Banking heads 'hugely disappointed' by T2S delay
21 September 2011 | 9373 views | 0
Leading banks have expressed their disappointment at yesterday's news that Target 2 Securities (T2S), the European Central Bank's plan to streamline Europe's securities settlement structure, has been delayed yet again.
"I was hugely disappointed by the announcement that T2S will be delayed," said Tim Keaney, chief executive of asset servicing at BNY Mellon, the world's largest custody bank. "As a global custodian, one of the challenges we face is explaining to our customers why international custody is so much more expensive in Europe, so I was very encouraged by the launch of the T2S initiative and the idea of introducing a harmonised settlement structure in Europe."
Keaney was speaking at a panel debate at the annual congress of financial messaging body Swift and his dissatisfaction was shared by his fellow panelists. "What I find concerning is the business changes involved with T2S are so colossal," said Paul Simpson, head of global transaction banking services, Bank of America Merrill Lynch. He suggested that the industry should work together on more executable stages rather than one all-inclusive deadline.

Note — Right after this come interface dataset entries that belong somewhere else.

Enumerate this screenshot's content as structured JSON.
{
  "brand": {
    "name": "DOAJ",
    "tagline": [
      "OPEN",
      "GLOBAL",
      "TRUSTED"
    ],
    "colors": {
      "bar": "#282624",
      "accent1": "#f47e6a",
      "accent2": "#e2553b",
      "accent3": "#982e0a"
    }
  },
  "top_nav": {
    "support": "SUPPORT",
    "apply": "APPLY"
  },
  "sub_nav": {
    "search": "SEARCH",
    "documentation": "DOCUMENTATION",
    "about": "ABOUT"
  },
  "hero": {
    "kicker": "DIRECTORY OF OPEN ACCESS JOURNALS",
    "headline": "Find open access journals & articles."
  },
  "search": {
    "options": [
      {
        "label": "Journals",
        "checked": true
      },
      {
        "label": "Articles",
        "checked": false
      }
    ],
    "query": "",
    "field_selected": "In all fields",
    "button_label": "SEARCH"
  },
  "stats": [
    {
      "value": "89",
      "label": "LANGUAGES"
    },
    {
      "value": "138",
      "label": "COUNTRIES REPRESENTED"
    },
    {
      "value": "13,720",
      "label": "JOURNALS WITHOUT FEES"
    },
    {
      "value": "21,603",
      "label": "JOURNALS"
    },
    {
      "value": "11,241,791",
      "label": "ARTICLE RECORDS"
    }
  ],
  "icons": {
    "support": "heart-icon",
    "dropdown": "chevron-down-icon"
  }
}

The original deadline was set for September 2014 but the delay announced yesterday could push this date back to 2015.
It was also stated that the T2S platform itself only addresses one part of the problem and will be ineffective without further harmonisation throughout the underlying environment.
"You cannot just take a block of countries and say you all need to have the same thing unless everything else is equal - such as tax," said John Coverdale, Group General Manager, head of global transaction banking, HSBC. "So there is a lot that needs to happen but the industry needs to be more positive and stop bickering over the details because standardisation itself is a good thing and a good way to reduce risk and increase efficiency."
Custodian and transaction banks such as BNY Mellon, HSBC and BoAML are one of the sectors that could benefit from the reduced settlement costs that T2S is promising, hence the frustration with the delay. Although it is likely that they will also face competition from central securities depositaries (CSDs) that could earmark the custody space as a way to compensate for any transaction-based revenue lost as a result of the introduction of T2S.